Dataset excerpts:
┏━━
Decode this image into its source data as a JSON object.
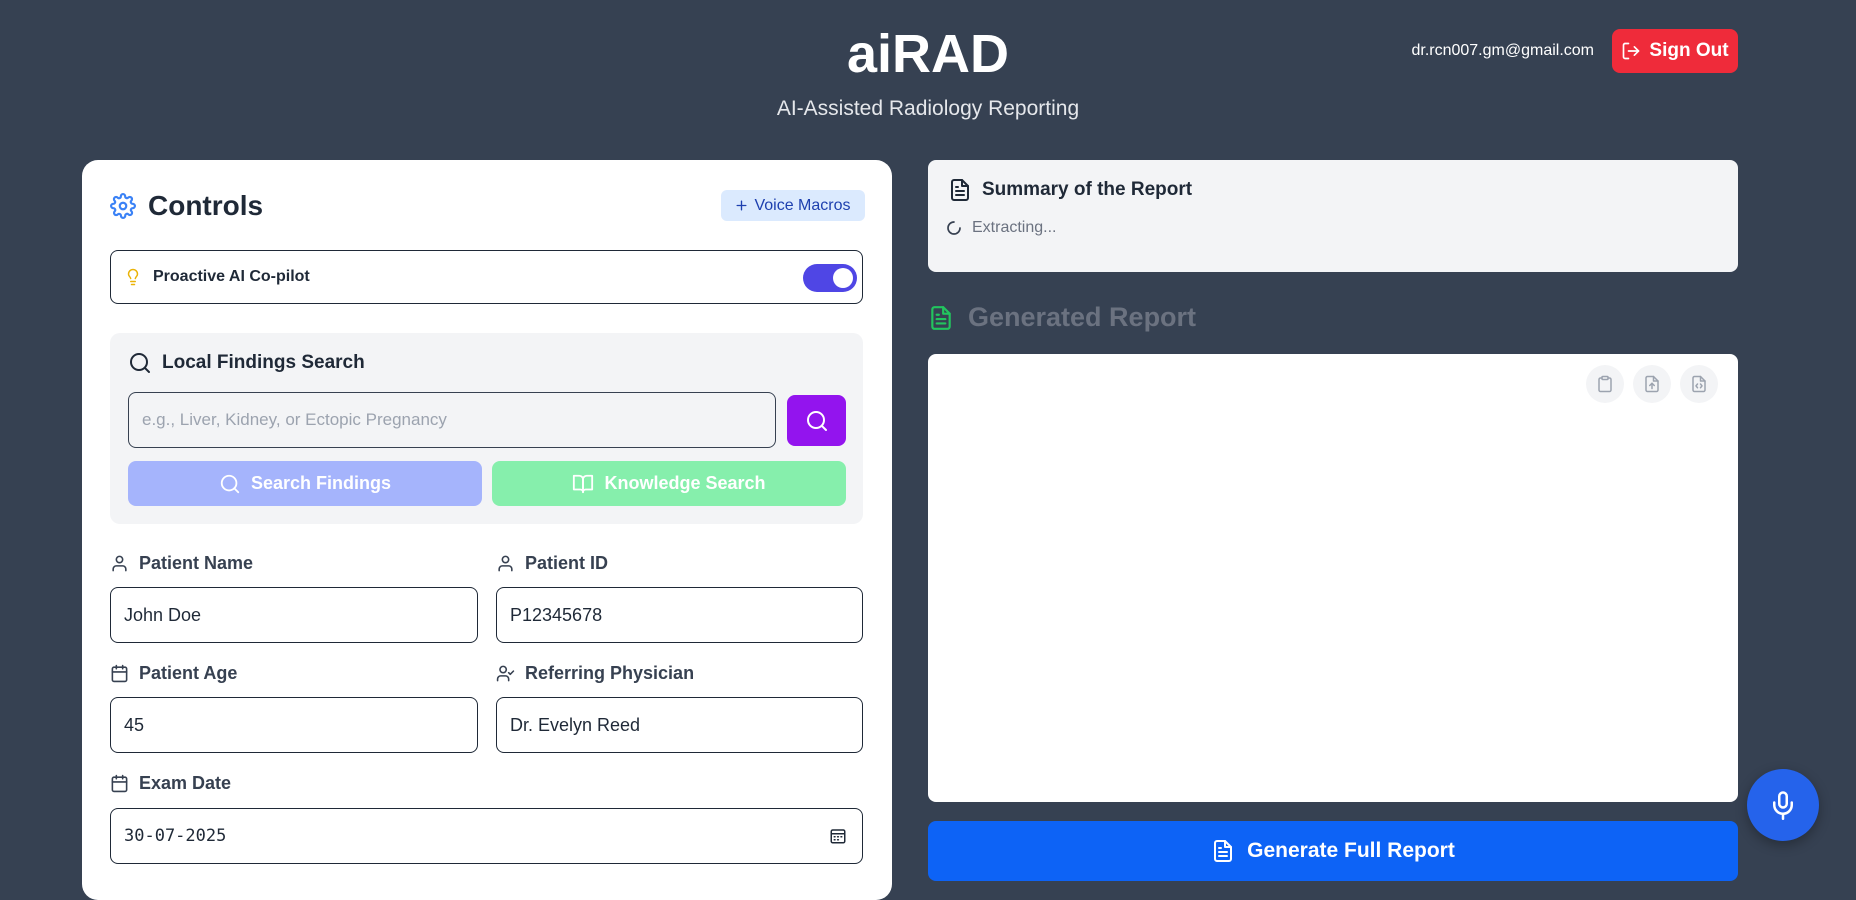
{
  "header": {
    "title": "aiRAD",
    "subtitle": "AI-Assisted Radiology Reporting",
    "user_email": "dr.rcn007.gm@gmail.com",
    "sign_out_label": "Sign Out",
    "sign_out_icon": "sign-out-icon"
  },
  "controls": {
    "title": "Controls",
    "title_icon": "gear-icon",
    "voice_macros_label": "Voice Macros",
    "copilot": {
      "label": "Proactive AI Co-pilot",
      "icon": "lightbulb-icon",
      "enabled": true
    },
    "search": {
      "heading": "Local Findings Search",
      "placeholder": "e.g., Liver, Kidney, or Ectopic Pregnancy",
      "value": "",
      "search_findings_label": "Search Findings",
      "knowledge_search_label": "Knowledge Search"
    },
    "fields": {
      "patient_name": {
        "label": "Patient Name",
        "value": "John Doe"
      },
      "patient_id": {
        "label": "Patient ID",
        "value": "P12345678"
      },
      "patient_age": {
        "label": "Patient Age",
        "value": "45"
      },
      "referring_physician": {
        "label": "Referring Physician",
        "value": "Dr. Evelyn Reed"
      },
      "exam_date": {
        "label": "Exam Date",
        "value": "30-07-2025"
      }
    }
  },
  "summary": {
    "title": "Summary of the Report",
    "status": "Extracting..."
  },
  "report": {
    "title": "Generated Report",
    "tools": [
      "clipboard-icon",
      "file-upload-icon",
      "file-code-icon"
    ],
    "generate_label": "Generate Full Report"
  },
  "colors": {
    "background": "#364152",
    "sign_out": "#ef2b3a",
    "toggle_on": "#4f46e5",
    "search_go": "#9314ee",
    "search_findings": "#a5b4fc",
    "knowledge_search": "#86efac",
    "generate": "#0d63f6",
    "mic_fab": "#2563eb"
  }
}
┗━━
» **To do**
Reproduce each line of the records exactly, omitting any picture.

» **Output below**
Decode this image into its source data as a JSON object.
{
  "header": {
    "title": "aiRAD",
    "subtitle": "AI-Assisted Radiology Reporting",
    "user_email": "dr.rcn007.gm@gmail.com",
    "sign_out_label": "Sign Out",
    "sign_out_icon": "sign-out-icon"
  },
  "controls": {
    "title": "Controls",
    "title_icon": "gear-icon",
    "voice_macros_label": "Voice Macros",
    "copilot": {
      "label": "Proactive AI Co-pilot",
      "icon": "lightbulb-icon",
      "enabled": true
    },
    "search": {
      "heading": "Local Findings Search",
      "placeholder": "e.g., Liver, Kidney, or Ectopic Pregnancy",
      "value": "",
      "search_findings_label": "Search Findings",
      "knowledge_search_label": "Knowledge Search"
    },
    "fields": {
      "patient_name": {
        "label": "Patient Name",
        "value": "John Doe"
      },
      "patient_id": {
        "label": "Patient ID",
        "value": "P12345678"
      },
      "patient_age": {
        "label": "Patient Age",
        "value": "45"
      },
      "referring_physician": {
        "label": "Referring Physician",
        "value": "Dr. Evelyn Reed"
      },
      "exam_date": {
        "label": "Exam Date",
        "value": "30-07-2025"
      }
    }
  },
  "summary": {
    "title": "Summary of the Report",
    "status": "Extracting..."
  },
  "report": {
    "title": "Generated Report",
    "tools": [
      "clipboard-icon",
      "file-upload-icon",
      "file-code-icon"
    ],
    "generate_label": "Generate Full Report"
  },
  "colors": {
    "background": "#364152",
    "sign_out": "#ef2b3a",
    "toggle_on": "#4f46e5",
    "search_go": "#9314ee",
    "search_findings": "#a5b4fc",
    "knowledge_search": "#86efac",
    "generate": "#0d63f6",
    "mic_fab": "#2563eb"
  }
}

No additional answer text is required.